Three months ago, if your company didn't already have a clear work-from-home policy in place, expressing a desire to do so on a regular basis -- even if you held a job that could easily and effectively be done from anywhere with just a laptop and access to the internet -- would likely not have been met favourably.
Then we started hearing about COVID-19, aka the coronavirus.
And then we started hearing a lot about it. In fact, it was tough to pick up a newspaper or turn on the news and not hear about it.
People started getting worried. So companies (wisely) began putting measures in place to reduce the spread of the virus. Conferences were cancelled. Work-travel was restricted. And companies who had previously "strongly encouraged" employees to always work from the office began developing work-from-home guidelines and encouraging those who could* work remotely to do so.
So for many organizations, working-from-home was an undesirable policy they couldn't or wouldn't entertain... until it became a smart precautionary measure, at which point they figured out a way to make it work.
Necessity is the mother of invention, right?
But in a knowledge economy, it's pretty obvious that people often don't need to be in the same physical space to be productive contributors to the organization... isn't it? Perhaps we should ask ourselves why it took the scare of a global pandemic for some otherwise smart companies to realize the nature of some work -- and how we are able to complete it -- has changed over the last two decades.
At some point, COVID-19 will be behind us.
And when it is, I hope companies will realize the measures they put in place out of fear could work just as well in the absence of it.
Until then, wash your hands, people.

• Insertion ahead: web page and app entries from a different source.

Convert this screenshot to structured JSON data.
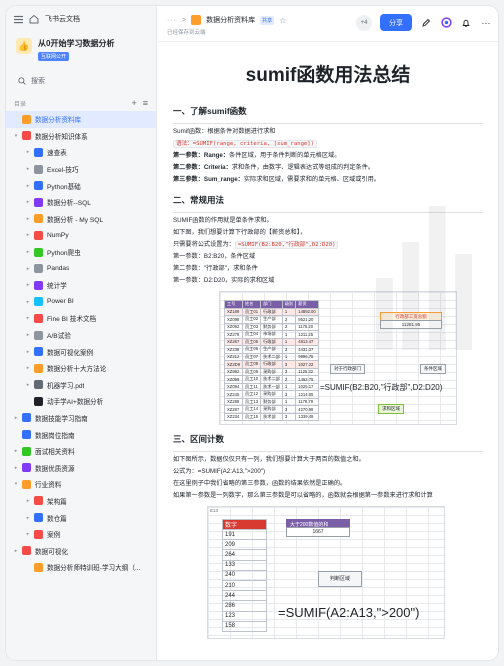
{
  "sidebar": {
    "app_name": "飞书云文档",
    "workspace_title": "从0开始学习数据分析",
    "workspace_badge": "互联网公开",
    "search_placeholder": "搜索",
    "dir_label": "目录",
    "items": [
      {
        "label": "数据分析资料库",
        "level": 0,
        "arrow": "",
        "color": "#ff9d2b",
        "active": true
      },
      {
        "label": "数据分析知识体系",
        "level": 0,
        "arrow": "▾",
        "color": "#f54a45"
      },
      {
        "label": "速查表",
        "level": 1,
        "arrow": "▸",
        "color": "#3370ff"
      },
      {
        "label": "Excel-技巧",
        "level": 1,
        "arrow": "▸",
        "color": "#8f959e"
      },
      {
        "label": "Python基础",
        "level": 1,
        "arrow": "▸",
        "color": "#3370ff"
      },
      {
        "label": "数据分析--SQL",
        "level": 1,
        "arrow": "▸",
        "color": "#7f3bf5"
      },
      {
        "label": "数据分析 - My SQL",
        "level": 1,
        "arrow": "▸",
        "color": "#ff9d2b"
      },
      {
        "label": "NumPy",
        "level": 1,
        "arrow": "▸",
        "color": "#f54a45"
      },
      {
        "label": "Python爬虫",
        "level": 1,
        "arrow": "▸",
        "color": "#34c724"
      },
      {
        "label": "Pandas",
        "level": 1,
        "arrow": "▸",
        "color": "#8f959e"
      },
      {
        "label": "统计学",
        "level": 1,
        "arrow": "▸",
        "color": "#7f3bf5"
      },
      {
        "label": "Power BI",
        "level": 1,
        "arrow": "▸",
        "color": "#14c0ff"
      },
      {
        "label": "Fine BI 技术文档",
        "level": 1,
        "arrow": "▸",
        "color": "#f54a45"
      },
      {
        "label": "A/B试验",
        "level": 1,
        "arrow": "▸",
        "color": "#8f959e"
      },
      {
        "label": "数据可视化案例",
        "level": 1,
        "arrow": "▸",
        "color": "#3370ff"
      },
      {
        "label": "数据分析十大方法论",
        "level": 1,
        "arrow": "▸",
        "color": "#ff9d2b"
      },
      {
        "label": "机器学习.pdf",
        "level": 1,
        "arrow": "▸",
        "color": "#646a73"
      },
      {
        "label": "动手学AI+数据分析",
        "level": 1,
        "arrow": "",
        "color": "#1f2329"
      },
      {
        "label": "数据技能学习指南",
        "level": 0,
        "arrow": "▸",
        "color": "#3370ff"
      },
      {
        "label": "数据岗位指南",
        "level": 0,
        "arrow": "",
        "color": "#3370ff"
      },
      {
        "label": "面试相关资料",
        "level": 0,
        "arrow": "▸",
        "color": "#34c724"
      },
      {
        "label": "数据优质资源",
        "level": 0,
        "arrow": "▸",
        "color": "#7f3bf5"
      },
      {
        "label": "行业资料",
        "level": 0,
        "arrow": "▾",
        "color": "#ff9d2b"
      },
      {
        "label": "架构篇",
        "level": 1,
        "arrow": "▸",
        "color": "#f54a45"
      },
      {
        "label": "数仓篇",
        "level": 1,
        "arrow": "▸",
        "color": "#3370ff"
      },
      {
        "label": "案例",
        "level": 1,
        "arrow": "▸",
        "color": "#f54a45"
      },
      {
        "label": "数据可视化",
        "level": 0,
        "arrow": "▸",
        "color": "#f54a45"
      },
      {
        "label": "数据分析师特训班-学习大纲（...",
        "level": 1,
        "arrow": "",
        "color": "#ff9d2b"
      }
    ]
  },
  "topbar": {
    "crumb_dots": "···",
    "crumb_sep": ">",
    "doc_title": "数据分析资料库",
    "doc_tag": "共享",
    "sub": "已经保存到云端",
    "collab_count": "+4",
    "share_label": "分享"
  },
  "doc": {
    "title": "sumif函数用法总结",
    "s1_heading": "一、了解sumif函数",
    "s1_intro": "Sumif函数：根据条件对数据进行求和",
    "s1_syntax_label": "语法：",
    "s1_syntax": "=SUMIF(range, criteria, [sum_range])",
    "s1_p1_b": "第一参数：Range：",
    "s1_p1": "条件区域，用于条件判断的单元格区域。",
    "s1_p2_b": "第二参数：Criteria：",
    "s1_p2": "求和条件，由数字、逻辑表达式等组成的判定条件。",
    "s1_p3_b": "第三参数：Sum_range：",
    "s1_p3": "实际求和区域，需要求和的单元格、区域或引用。",
    "s2_heading": "二、常规用法",
    "s2_p1": "SUMIF函数的作用就是单条件求和。",
    "s2_p2": "如下图，我们想要计算下行政部的【薪资总和】，",
    "s2_p3": "只需要将公式设置为：",
    "s2_formula": "=SUMIF(B2:B20,\"行政部\",D2:D20)",
    "s2_p4": "第一参数：B2:B20，条件区域",
    "s2_p5": "第二参数：\"行政部\"，求和条件",
    "s2_p6": "第一参数：D2:D20，实际的求和区域",
    "img1": {
      "headers": [
        "工号",
        "姓名",
        "部门",
        "级别",
        "薪资"
      ],
      "rows": [
        [
          "XZ189",
          "员工01",
          "行政部",
          "1",
          "14892.00"
        ],
        [
          "XZ098",
          "员工02",
          "生产部",
          "2",
          "9521.20"
        ],
        [
          "XZ092",
          "员工03",
          "财务部",
          "2",
          "1175.20"
        ],
        [
          "XZ278",
          "员工04",
          "市场部",
          "1",
          "1211.25"
        ],
        [
          "XZ267",
          "员工05",
          "行政部",
          "1",
          "4813.47"
        ],
        [
          "XZ238",
          "员工06",
          "生产部",
          "3",
          "4431.37"
        ],
        [
          "XZ212",
          "员工07",
          "技术二部",
          "1",
          "9996.75"
        ],
        [
          "XZ2D9",
          "员工08",
          "行政部",
          "3",
          "1027.22"
        ],
        [
          "XZ992",
          "员工09",
          "采购部",
          "3",
          "1125.32"
        ],
        [
          "XZ099",
          "员工10",
          "技术二部",
          "2",
          "1452.75"
        ],
        [
          "XZ094",
          "员工11",
          "技术一部",
          "1",
          "1025.17"
        ],
        [
          "XZ245",
          "员工12",
          "采购部",
          "3",
          "1214.05"
        ],
        [
          "XZ288",
          "员工13",
          "财务部",
          "1",
          "1178.79"
        ],
        [
          "XZ287",
          "员工14",
          "采购部",
          "3",
          "4270.98"
        ],
        [
          "XZ234",
          "员工15",
          "技术部",
          "3",
          "1339.49"
        ]
      ],
      "result_title": "行政部工资总额",
      "result_value": "11281.95",
      "note_left": "对于行政部门",
      "note_right": "条件区域",
      "formula": "=SUMIF(B2:B20,\"行政部\",D2:D20)",
      "note_bottom": "求和区域"
    },
    "s3_heading": "三、区间计数",
    "s3_p1": "如下图所示，数据仅仅只有一列，我们想要计算大于两百的数值之和。",
    "s3_p2": "公式为：=SUMIF(A2:A13,\">200\")",
    "s3_p3": "在这里例子中我们省略的第三参数，函数的结果依然是正确的。",
    "s3_p4": "如果第一参数是一列数字，那么第三参数是可以省略的，函数就会根据第一参数来进行求和计算",
    "img2": {
      "cell_ref": "E13",
      "col_header": "数字",
      "values": [
        "191",
        "209",
        "264",
        "133",
        "240",
        "210",
        "244",
        "286",
        "123",
        "158"
      ],
      "result_title": "大于200数值的和",
      "result_value": "1667",
      "note": "判断区域",
      "formula": "=SUMIF(A2:A13,\">200\")"
    }
  }
}
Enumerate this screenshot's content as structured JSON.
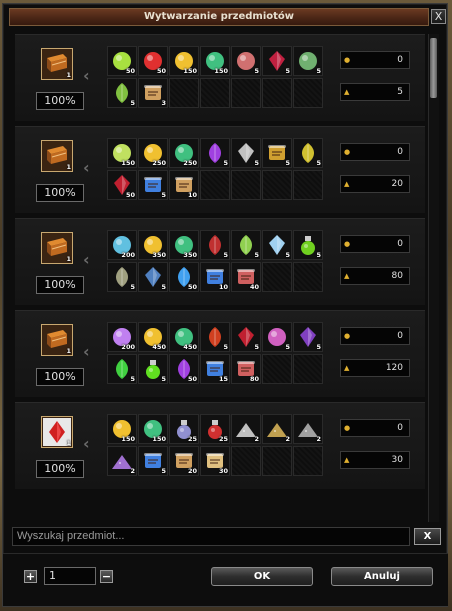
{
  "window": {
    "title": "Wytwarzanie przedmiotów",
    "close_label": "X"
  },
  "search": {
    "placeholder": "Wyszukaj przedmiot...",
    "clear_label": "X"
  },
  "footer": {
    "quantity": "1",
    "plus_label": "+",
    "minus_label": "−",
    "ok_label": "OK",
    "cancel_label": "Anuluj"
  },
  "recipes": [
    {
      "result": {
        "icon": "book-icon",
        "qty": "1"
      },
      "percent": "100%",
      "cost_gold": "0",
      "cost_points": "5",
      "ingredients": [
        {
          "icon": "spark-orb-icon",
          "color": "#a8e040",
          "qty": "50"
        },
        {
          "icon": "red-spark-icon",
          "color": "#e03030",
          "qty": "50"
        },
        {
          "icon": "golden-orb-icon",
          "color": "#f0c030",
          "qty": "150"
        },
        {
          "icon": "green-stone-icon",
          "color": "#40c080",
          "qty": "150"
        },
        {
          "icon": "pink-stone-icon",
          "color": "#d07070",
          "qty": "5"
        },
        {
          "icon": "red-crystal-icon",
          "color": "#c02040",
          "qty": "5"
        },
        {
          "icon": "green-pearl-icon",
          "color": "#70b070",
          "qty": "5"
        },
        {
          "icon": "green-swirl-icon",
          "color": "#80c040",
          "qty": "5"
        },
        {
          "icon": "scroll-icon",
          "color": "#d0a060",
          "qty": "3"
        },
        {
          "icon": "",
          "color": "",
          "qty": ""
        },
        {
          "icon": "",
          "color": "",
          "qty": ""
        },
        {
          "icon": "",
          "color": "",
          "qty": ""
        },
        {
          "icon": "",
          "color": "",
          "qty": ""
        },
        {
          "icon": "",
          "color": "",
          "qty": ""
        }
      ]
    },
    {
      "result": {
        "icon": "book-icon",
        "qty": "1"
      },
      "percent": "100%",
      "cost_gold": "0",
      "cost_points": "20",
      "ingredients": [
        {
          "icon": "spark-orb-icon",
          "color": "#c0e060",
          "qty": "150"
        },
        {
          "icon": "golden-orb-icon",
          "color": "#f0c030",
          "qty": "250"
        },
        {
          "icon": "green-stone-icon",
          "color": "#40c080",
          "qty": "250"
        },
        {
          "icon": "purple-flame-icon",
          "color": "#a040e0",
          "qty": "5"
        },
        {
          "icon": "silver-feather-icon",
          "color": "#c0c0c0",
          "qty": "5"
        },
        {
          "icon": "gold-scroll-icon",
          "color": "#d0a030",
          "qty": "5"
        },
        {
          "icon": "yellow-leaf-icon",
          "color": "#d0c030",
          "qty": "5"
        },
        {
          "icon": "red-crystal-icon",
          "color": "#c02030",
          "qty": "50"
        },
        {
          "icon": "blue-scroll-icon",
          "color": "#4080e0",
          "qty": "5"
        },
        {
          "icon": "scroll-icon",
          "color": "#d0a060",
          "qty": "10"
        },
        {
          "icon": "",
          "color": "",
          "qty": ""
        },
        {
          "icon": "",
          "color": "",
          "qty": ""
        },
        {
          "icon": "",
          "color": "",
          "qty": ""
        },
        {
          "icon": "",
          "color": "",
          "qty": ""
        }
      ]
    },
    {
      "result": {
        "icon": "book-icon",
        "qty": "1"
      },
      "percent": "100%",
      "cost_gold": "0",
      "cost_points": "80",
      "ingredients": [
        {
          "icon": "spark-orb-icon",
          "color": "#60c0e0",
          "qty": "200"
        },
        {
          "icon": "golden-orb-icon",
          "color": "#f0c030",
          "qty": "350"
        },
        {
          "icon": "green-stone-icon",
          "color": "#40c080",
          "qty": "350"
        },
        {
          "icon": "red-flower-icon",
          "color": "#c03030",
          "qty": "5"
        },
        {
          "icon": "green-leaf-icon",
          "color": "#90d050",
          "qty": "5"
        },
        {
          "icon": "ice-crystal-icon",
          "color": "#a0d0f0",
          "qty": "5"
        },
        {
          "icon": "green-cauldron-icon",
          "color": "#70d020",
          "qty": "5"
        },
        {
          "icon": "compass-icon",
          "color": "#a0a080",
          "qty": "5"
        },
        {
          "icon": "blue-gem-icon",
          "color": "#5080c0",
          "qty": "5"
        },
        {
          "icon": "blue-flame-icon",
          "color": "#40a0f0",
          "qty": "50"
        },
        {
          "icon": "blue-scroll-icon",
          "color": "#4080e0",
          "qty": "10"
        },
        {
          "icon": "red-scroll-icon",
          "color": "#d06060",
          "qty": "40"
        },
        {
          "icon": "",
          "color": "",
          "qty": ""
        },
        {
          "icon": "",
          "color": "",
          "qty": ""
        }
      ]
    },
    {
      "result": {
        "icon": "book-icon",
        "qty": "1"
      },
      "percent": "100%",
      "cost_gold": "0",
      "cost_points": "120",
      "ingredients": [
        {
          "icon": "spark-orb-icon",
          "color": "#c080f0",
          "qty": "200"
        },
        {
          "icon": "golden-orb-icon",
          "color": "#f0c030",
          "qty": "450"
        },
        {
          "icon": "green-stone-icon",
          "color": "#40c080",
          "qty": "450"
        },
        {
          "icon": "red-flower-icon",
          "color": "#d04020",
          "qty": "5"
        },
        {
          "icon": "red-crystal-icon",
          "color": "#c02030",
          "qty": "5"
        },
        {
          "icon": "pink-stone-icon",
          "color": "#d060c0",
          "qty": "5"
        },
        {
          "icon": "purple-crystal-icon",
          "color": "#8040c0",
          "qty": "5"
        },
        {
          "icon": "green-bolt-icon",
          "color": "#40d040",
          "qty": "5"
        },
        {
          "icon": "green-vial-icon",
          "color": "#60e020",
          "qty": "5"
        },
        {
          "icon": "purple-flame-icon",
          "color": "#a040e0",
          "qty": "50"
        },
        {
          "icon": "blue-scroll-icon",
          "color": "#4080e0",
          "qty": "15"
        },
        {
          "icon": "red-scroll-icon",
          "color": "#d06060",
          "qty": "80"
        },
        {
          "icon": "",
          "color": "",
          "qty": ""
        },
        {
          "icon": "",
          "color": "",
          "qty": ""
        }
      ]
    },
    {
      "result": {
        "icon": "red-gem-icon",
        "qty": "1"
      },
      "percent": "100%",
      "cost_gold": "0",
      "cost_points": "30",
      "ingredients": [
        {
          "icon": "golden-orb-icon",
          "color": "#f0c030",
          "qty": "150"
        },
        {
          "icon": "green-stone-icon",
          "color": "#40c080",
          "qty": "150"
        },
        {
          "icon": "potion-icon",
          "color": "#9090d0",
          "qty": "25"
        },
        {
          "icon": "red-potion-icon",
          "color": "#d03030",
          "qty": "25"
        },
        {
          "icon": "silver-dust-icon",
          "color": "#c0c0c0",
          "qty": "2"
        },
        {
          "icon": "gold-dust-icon",
          "color": "#c0a050",
          "qty": "2"
        },
        {
          "icon": "grey-dust-icon",
          "color": "#a0a0a0",
          "qty": "2"
        },
        {
          "icon": "purple-dust-icon",
          "color": "#a070d0",
          "qty": "2"
        },
        {
          "icon": "blue-scroll-icon",
          "color": "#4080e0",
          "qty": "5"
        },
        {
          "icon": "scroll-icon",
          "color": "#d0a060",
          "qty": "20"
        },
        {
          "icon": "parchment-icon",
          "color": "#e0c080",
          "qty": "30"
        },
        {
          "icon": "",
          "color": "",
          "qty": ""
        },
        {
          "icon": "",
          "color": "",
          "qty": ""
        },
        {
          "icon": "",
          "color": "",
          "qty": ""
        }
      ]
    }
  ]
}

* I freely acknowledge not every job can be completed offsite. Furthermore, I realize that unfortunately, epidemics like COVID-19 disproportionately impact the economically-disadvantaged among us who are more likely to work jobs that require one to be physically present; think restaurant servers, retail staff, and assembly-line workers, to name but a few examples.